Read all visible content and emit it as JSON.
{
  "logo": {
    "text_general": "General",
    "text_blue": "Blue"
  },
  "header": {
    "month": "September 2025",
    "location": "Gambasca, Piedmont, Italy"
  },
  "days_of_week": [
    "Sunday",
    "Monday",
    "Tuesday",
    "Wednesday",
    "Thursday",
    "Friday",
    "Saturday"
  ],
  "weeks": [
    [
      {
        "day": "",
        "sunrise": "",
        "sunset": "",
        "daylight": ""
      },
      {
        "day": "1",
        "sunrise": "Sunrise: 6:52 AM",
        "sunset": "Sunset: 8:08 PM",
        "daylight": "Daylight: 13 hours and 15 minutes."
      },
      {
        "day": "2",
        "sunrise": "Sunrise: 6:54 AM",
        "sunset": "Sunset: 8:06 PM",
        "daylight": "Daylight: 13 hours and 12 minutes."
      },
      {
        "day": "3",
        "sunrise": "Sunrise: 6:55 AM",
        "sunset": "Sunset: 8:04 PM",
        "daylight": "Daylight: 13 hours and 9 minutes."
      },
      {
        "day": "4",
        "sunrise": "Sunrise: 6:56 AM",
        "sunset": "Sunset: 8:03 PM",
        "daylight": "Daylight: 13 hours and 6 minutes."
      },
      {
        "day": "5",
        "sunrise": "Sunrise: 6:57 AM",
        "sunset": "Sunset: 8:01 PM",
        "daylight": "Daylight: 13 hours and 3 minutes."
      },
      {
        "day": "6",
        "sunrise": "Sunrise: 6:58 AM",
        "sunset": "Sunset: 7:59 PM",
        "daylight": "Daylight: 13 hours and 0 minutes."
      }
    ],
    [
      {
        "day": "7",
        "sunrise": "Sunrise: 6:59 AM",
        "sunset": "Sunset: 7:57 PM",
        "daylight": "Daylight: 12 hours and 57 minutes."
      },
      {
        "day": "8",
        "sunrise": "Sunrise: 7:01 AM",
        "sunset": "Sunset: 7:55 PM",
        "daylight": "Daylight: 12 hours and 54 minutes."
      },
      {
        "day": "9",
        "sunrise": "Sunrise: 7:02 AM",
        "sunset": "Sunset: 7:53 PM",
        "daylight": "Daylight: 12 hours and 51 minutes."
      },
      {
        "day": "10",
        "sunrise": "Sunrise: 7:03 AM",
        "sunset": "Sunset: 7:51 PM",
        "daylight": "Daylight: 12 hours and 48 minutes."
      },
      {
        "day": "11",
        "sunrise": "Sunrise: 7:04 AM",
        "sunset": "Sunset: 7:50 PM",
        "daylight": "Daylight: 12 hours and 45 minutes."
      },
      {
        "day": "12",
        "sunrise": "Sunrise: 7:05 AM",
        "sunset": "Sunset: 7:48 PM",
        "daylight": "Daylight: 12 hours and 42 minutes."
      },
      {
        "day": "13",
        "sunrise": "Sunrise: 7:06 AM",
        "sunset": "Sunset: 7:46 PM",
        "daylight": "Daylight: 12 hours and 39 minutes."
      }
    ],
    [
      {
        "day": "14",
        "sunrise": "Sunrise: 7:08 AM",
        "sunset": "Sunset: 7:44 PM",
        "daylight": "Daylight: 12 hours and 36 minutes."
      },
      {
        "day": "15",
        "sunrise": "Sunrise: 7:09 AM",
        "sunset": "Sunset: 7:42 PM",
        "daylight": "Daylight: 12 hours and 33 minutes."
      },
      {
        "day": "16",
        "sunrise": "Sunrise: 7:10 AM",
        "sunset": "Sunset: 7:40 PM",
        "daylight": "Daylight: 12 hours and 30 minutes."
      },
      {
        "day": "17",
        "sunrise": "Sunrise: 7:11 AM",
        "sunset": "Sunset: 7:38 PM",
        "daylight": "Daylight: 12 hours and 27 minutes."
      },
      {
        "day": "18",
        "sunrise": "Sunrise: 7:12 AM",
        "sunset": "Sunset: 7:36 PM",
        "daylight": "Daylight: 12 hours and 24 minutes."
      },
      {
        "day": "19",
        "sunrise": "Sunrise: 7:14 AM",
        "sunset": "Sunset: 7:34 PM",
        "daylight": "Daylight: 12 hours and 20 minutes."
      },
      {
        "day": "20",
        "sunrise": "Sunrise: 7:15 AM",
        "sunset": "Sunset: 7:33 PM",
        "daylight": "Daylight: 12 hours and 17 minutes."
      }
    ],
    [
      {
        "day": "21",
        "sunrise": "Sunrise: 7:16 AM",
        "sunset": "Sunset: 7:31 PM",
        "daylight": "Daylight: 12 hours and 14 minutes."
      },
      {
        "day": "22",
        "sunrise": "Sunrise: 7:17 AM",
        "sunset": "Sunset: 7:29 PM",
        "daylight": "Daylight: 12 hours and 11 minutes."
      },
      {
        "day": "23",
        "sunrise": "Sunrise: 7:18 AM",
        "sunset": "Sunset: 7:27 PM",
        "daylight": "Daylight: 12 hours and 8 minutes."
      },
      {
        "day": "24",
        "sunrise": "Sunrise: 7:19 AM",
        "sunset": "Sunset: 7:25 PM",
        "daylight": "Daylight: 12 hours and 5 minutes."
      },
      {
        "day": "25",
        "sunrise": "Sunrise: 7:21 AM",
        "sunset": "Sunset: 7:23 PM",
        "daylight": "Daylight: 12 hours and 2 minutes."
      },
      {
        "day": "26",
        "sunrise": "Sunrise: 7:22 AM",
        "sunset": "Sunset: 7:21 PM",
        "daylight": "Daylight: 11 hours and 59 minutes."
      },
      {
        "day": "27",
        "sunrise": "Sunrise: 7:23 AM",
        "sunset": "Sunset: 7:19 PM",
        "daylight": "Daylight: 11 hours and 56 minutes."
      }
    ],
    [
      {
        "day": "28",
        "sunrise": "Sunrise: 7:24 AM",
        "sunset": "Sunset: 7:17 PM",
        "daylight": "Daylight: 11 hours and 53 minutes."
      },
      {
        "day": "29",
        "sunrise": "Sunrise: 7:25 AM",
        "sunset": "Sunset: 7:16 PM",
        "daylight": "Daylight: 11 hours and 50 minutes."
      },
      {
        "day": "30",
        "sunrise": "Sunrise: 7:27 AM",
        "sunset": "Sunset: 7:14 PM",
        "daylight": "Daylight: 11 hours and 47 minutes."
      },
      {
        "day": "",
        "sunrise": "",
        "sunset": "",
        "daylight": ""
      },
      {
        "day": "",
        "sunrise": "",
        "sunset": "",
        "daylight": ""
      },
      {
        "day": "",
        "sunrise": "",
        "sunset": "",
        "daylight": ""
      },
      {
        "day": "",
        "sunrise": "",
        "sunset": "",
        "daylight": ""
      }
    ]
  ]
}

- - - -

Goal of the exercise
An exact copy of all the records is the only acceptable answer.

Response to the task
Read all visible content and emit it as JSON.
{
  "logo": {
    "text_general": "General",
    "text_blue": "Blue"
  },
  "header": {
    "month": "September 2025",
    "location": "Gambasca, Piedmont, Italy"
  },
  "days_of_week": [
    "Sunday",
    "Monday",
    "Tuesday",
    "Wednesday",
    "Thursday",
    "Friday",
    "Saturday"
  ],
  "weeks": [
    [
      {
        "day": "",
        "sunrise": "",
        "sunset": "",
        "daylight": ""
      },
      {
        "day": "1",
        "sunrise": "Sunrise: 6:52 AM",
        "sunset": "Sunset: 8:08 PM",
        "daylight": "Daylight: 13 hours and 15 minutes."
      },
      {
        "day": "2",
        "sunrise": "Sunrise: 6:54 AM",
        "sunset": "Sunset: 8:06 PM",
        "daylight": "Daylight: 13 hours and 12 minutes."
      },
      {
        "day": "3",
        "sunrise": "Sunrise: 6:55 AM",
        "sunset": "Sunset: 8:04 PM",
        "daylight": "Daylight: 13 hours and 9 minutes."
      },
      {
        "day": "4",
        "sunrise": "Sunrise: 6:56 AM",
        "sunset": "Sunset: 8:03 PM",
        "daylight": "Daylight: 13 hours and 6 minutes."
      },
      {
        "day": "5",
        "sunrise": "Sunrise: 6:57 AM",
        "sunset": "Sunset: 8:01 PM",
        "daylight": "Daylight: 13 hours and 3 minutes."
      },
      {
        "day": "6",
        "sunrise": "Sunrise: 6:58 AM",
        "sunset": "Sunset: 7:59 PM",
        "daylight": "Daylight: 13 hours and 0 minutes."
      }
    ],
    [
      {
        "day": "7",
        "sunrise": "Sunrise: 6:59 AM",
        "sunset": "Sunset: 7:57 PM",
        "daylight": "Daylight: 12 hours and 57 minutes."
      },
      {
        "day": "8",
        "sunrise": "Sunrise: 7:01 AM",
        "sunset": "Sunset: 7:55 PM",
        "daylight": "Daylight: 12 hours and 54 minutes."
      },
      {
        "day": "9",
        "sunrise": "Sunrise: 7:02 AM",
        "sunset": "Sunset: 7:53 PM",
        "daylight": "Daylight: 12 hours and 51 minutes."
      },
      {
        "day": "10",
        "sunrise": "Sunrise: 7:03 AM",
        "sunset": "Sunset: 7:51 PM",
        "daylight": "Daylight: 12 hours and 48 minutes."
      },
      {
        "day": "11",
        "sunrise": "Sunrise: 7:04 AM",
        "sunset": "Sunset: 7:50 PM",
        "daylight": "Daylight: 12 hours and 45 minutes."
      },
      {
        "day": "12",
        "sunrise": "Sunrise: 7:05 AM",
        "sunset": "Sunset: 7:48 PM",
        "daylight": "Daylight: 12 hours and 42 minutes."
      },
      {
        "day": "13",
        "sunrise": "Sunrise: 7:06 AM",
        "sunset": "Sunset: 7:46 PM",
        "daylight": "Daylight: 12 hours and 39 minutes."
      }
    ],
    [
      {
        "day": "14",
        "sunrise": "Sunrise: 7:08 AM",
        "sunset": "Sunset: 7:44 PM",
        "daylight": "Daylight: 12 hours and 36 minutes."
      },
      {
        "day": "15",
        "sunrise": "Sunrise: 7:09 AM",
        "sunset": "Sunset: 7:42 PM",
        "daylight": "Daylight: 12 hours and 33 minutes."
      },
      {
        "day": "16",
        "sunrise": "Sunrise: 7:10 AM",
        "sunset": "Sunset: 7:40 PM",
        "daylight": "Daylight: 12 hours and 30 minutes."
      },
      {
        "day": "17",
        "sunrise": "Sunrise: 7:11 AM",
        "sunset": "Sunset: 7:38 PM",
        "daylight": "Daylight: 12 hours and 27 minutes."
      },
      {
        "day": "18",
        "sunrise": "Sunrise: 7:12 AM",
        "sunset": "Sunset: 7:36 PM",
        "daylight": "Daylight: 12 hours and 24 minutes."
      },
      {
        "day": "19",
        "sunrise": "Sunrise: 7:14 AM",
        "sunset": "Sunset: 7:34 PM",
        "daylight": "Daylight: 12 hours and 20 minutes."
      },
      {
        "day": "20",
        "sunrise": "Sunrise: 7:15 AM",
        "sunset": "Sunset: 7:33 PM",
        "daylight": "Daylight: 12 hours and 17 minutes."
      }
    ],
    [
      {
        "day": "21",
        "sunrise": "Sunrise: 7:16 AM",
        "sunset": "Sunset: 7:31 PM",
        "daylight": "Daylight: 12 hours and 14 minutes."
      },
      {
        "day": "22",
        "sunrise": "Sunrise: 7:17 AM",
        "sunset": "Sunset: 7:29 PM",
        "daylight": "Daylight: 12 hours and 11 minutes."
      },
      {
        "day": "23",
        "sunrise": "Sunrise: 7:18 AM",
        "sunset": "Sunset: 7:27 PM",
        "daylight": "Daylight: 12 hours and 8 minutes."
      },
      {
        "day": "24",
        "sunrise": "Sunrise: 7:19 AM",
        "sunset": "Sunset: 7:25 PM",
        "daylight": "Daylight: 12 hours and 5 minutes."
      },
      {
        "day": "25",
        "sunrise": "Sunrise: 7:21 AM",
        "sunset": "Sunset: 7:23 PM",
        "daylight": "Daylight: 12 hours and 2 minutes."
      },
      {
        "day": "26",
        "sunrise": "Sunrise: 7:22 AM",
        "sunset": "Sunset: 7:21 PM",
        "daylight": "Daylight: 11 hours and 59 minutes."
      },
      {
        "day": "27",
        "sunrise": "Sunrise: 7:23 AM",
        "sunset": "Sunset: 7:19 PM",
        "daylight": "Daylight: 11 hours and 56 minutes."
      }
    ],
    [
      {
        "day": "28",
        "sunrise": "Sunrise: 7:24 AM",
        "sunset": "Sunset: 7:17 PM",
        "daylight": "Daylight: 11 hours and 53 minutes."
      },
      {
        "day": "29",
        "sunrise": "Sunrise: 7:25 AM",
        "sunset": "Sunset: 7:16 PM",
        "daylight": "Daylight: 11 hours and 50 minutes."
      },
      {
        "day": "30",
        "sunrise": "Sunrise: 7:27 AM",
        "sunset": "Sunset: 7:14 PM",
        "daylight": "Daylight: 11 hours and 47 minutes."
      },
      {
        "day": "",
        "sunrise": "",
        "sunset": "",
        "daylight": ""
      },
      {
        "day": "",
        "sunrise": "",
        "sunset": "",
        "daylight": ""
      },
      {
        "day": "",
        "sunrise": "",
        "sunset": "",
        "daylight": ""
      },
      {
        "day": "",
        "sunrise": "",
        "sunset": "",
        "daylight": ""
      }
    ]
  ]
}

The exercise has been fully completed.